No one can accuse Ahmadinejad of being circumspect about the religious views that shape his worldview. He speaks on those views quite frequently, but they are a taboo subject for Westerners unaccustomed to thinking that is self-consciously religious. The reactionary response is to dismiss it as mental instability or label it as “fundamentalist”, but facing the reality of a nuclear Iran, such a reaction is not only short-sighted and narrow minded, but possibly suicidal. Ahmadinejad’s worldview is shaped by the radical Hojjatieh Shiism that is best represented by Ayatollah Mesbah Yazdi, the Iranian President’s ideological mentor and marja-e taqlid (object of emulation), of the popular Haqqani religious school located in Qom. The affection seems to be mutual: in the 2k5 Iranian presidential campaign, Ayatollah Yazdi issued a fatwa calling on his supporters to vote for Ahmadinejad.

Rooted in the Shiite ideology of martyrdom and violence, the Hojjatieh sect adds messianic and apocalyptic elements to an already volatile theology. They believe that chaos and bloodshed must precede the return of the 12th Imam, called the Mahdi. Mahmoud Ahmadinejad has clearly indicated that he is a true believer in this faith. It has been reported that he has told confidants that he anticipates the immanent return of the Mahdi. When he previously served as Mayor of Tehran, he advocated for widening the roads to accommodate the Mahdi’s triumphal entry into the city. One of his first acts of office as President was to dedicate approximately $20 million to the restoration and improvement of the mosque at Jamkaran, where the Mahdi is claimed to dwell.
This personal belief directs his official policies as President. He has publicly said, “Our revolution’s main mission is to pave the way for the reappearance of the 12th Imam, the Mahdi. We should define our economic, cultural and political policies on the policy of the Imam Mahdi’s return.”

However, Ahmadinejad’s messianism doesn’t stop with the Mahdi. In fact, he has made it clear that he believes he has personally received a divine appointment to herald the imminent arrival of the Mahdi, tacitly acknowledging his own role in setting aright the problems of the world. His belief in a personal divine appointment was best confirmed after his speech to the United Nations last September, which was laden with references to the Mahdi. In the recent war between Israel and Hezbollah, Ahmadi-Nejad and the entire Iranian leadership have stood firmly behind Hezbollah. However, the Iranian public seems wary of a confrontation with Israel and is questioning the wisdom of spending the nation's oil revenues in Lebanon when they are needed at home. Should Iran become embroiled in a further outbreak of fighting, Lebanon may become a domestic political liability.

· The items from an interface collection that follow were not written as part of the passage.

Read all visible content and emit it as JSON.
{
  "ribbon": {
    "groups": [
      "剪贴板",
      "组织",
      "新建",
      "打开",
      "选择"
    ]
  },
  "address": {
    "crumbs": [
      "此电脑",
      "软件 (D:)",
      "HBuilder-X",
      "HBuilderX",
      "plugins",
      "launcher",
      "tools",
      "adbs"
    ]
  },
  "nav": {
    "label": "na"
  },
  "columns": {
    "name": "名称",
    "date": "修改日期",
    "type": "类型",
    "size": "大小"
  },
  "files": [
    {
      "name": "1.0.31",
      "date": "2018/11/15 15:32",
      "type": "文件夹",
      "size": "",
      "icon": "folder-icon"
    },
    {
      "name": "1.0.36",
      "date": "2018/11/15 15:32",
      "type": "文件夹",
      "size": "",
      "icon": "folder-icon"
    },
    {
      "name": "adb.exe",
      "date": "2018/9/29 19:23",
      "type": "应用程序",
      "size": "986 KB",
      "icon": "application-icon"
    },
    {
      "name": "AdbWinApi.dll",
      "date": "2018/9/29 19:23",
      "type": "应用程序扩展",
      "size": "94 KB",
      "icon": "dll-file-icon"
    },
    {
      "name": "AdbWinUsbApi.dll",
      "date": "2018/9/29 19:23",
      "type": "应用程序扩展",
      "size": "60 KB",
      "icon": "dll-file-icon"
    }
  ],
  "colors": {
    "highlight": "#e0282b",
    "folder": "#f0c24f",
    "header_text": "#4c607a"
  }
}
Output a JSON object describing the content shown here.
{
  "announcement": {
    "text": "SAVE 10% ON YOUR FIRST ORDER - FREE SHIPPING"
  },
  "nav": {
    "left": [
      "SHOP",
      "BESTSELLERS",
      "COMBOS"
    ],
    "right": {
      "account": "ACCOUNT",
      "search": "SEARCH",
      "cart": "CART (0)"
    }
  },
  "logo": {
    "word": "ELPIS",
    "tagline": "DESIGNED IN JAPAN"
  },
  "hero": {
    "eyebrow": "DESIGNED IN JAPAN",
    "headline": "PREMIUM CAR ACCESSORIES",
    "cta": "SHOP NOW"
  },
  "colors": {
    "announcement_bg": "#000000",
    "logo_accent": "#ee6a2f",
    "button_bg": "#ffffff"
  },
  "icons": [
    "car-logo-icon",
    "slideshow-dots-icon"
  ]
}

If the nuclear confrontation with the West does not escalate, Ahmadi-Nejad's ability to project himself as Iran's national champion will diminish. His populist economic policies are unlikely to reduce inflation and unemployment, and they could make life more difficult for the working-class Iranians he claims to represent. He may increasingly be seen as a liability by Khamenei, who may move to sideline him. However much the Hizbullah War may have stirred temporarily Arab and Muslim rejoicing among the masses, Sunni-dominated Arab states instead saw threates to civic order and societal instablity in the Hizbullah adventurism. What, incredibly, this lacks is any sense of the inter-relationship between the threat in the Iranian colony, the threat of Iranian nuclear weaponization, and the Iranian imperialist ideology which threatens even without the glosses of the Hojjatieh sect and Iranian President Ahmadi-Neejad's personal sense of an apocalyptic vocation. I feel all these matters matter to the Sunni royals and other political leaders.

-- Politicarp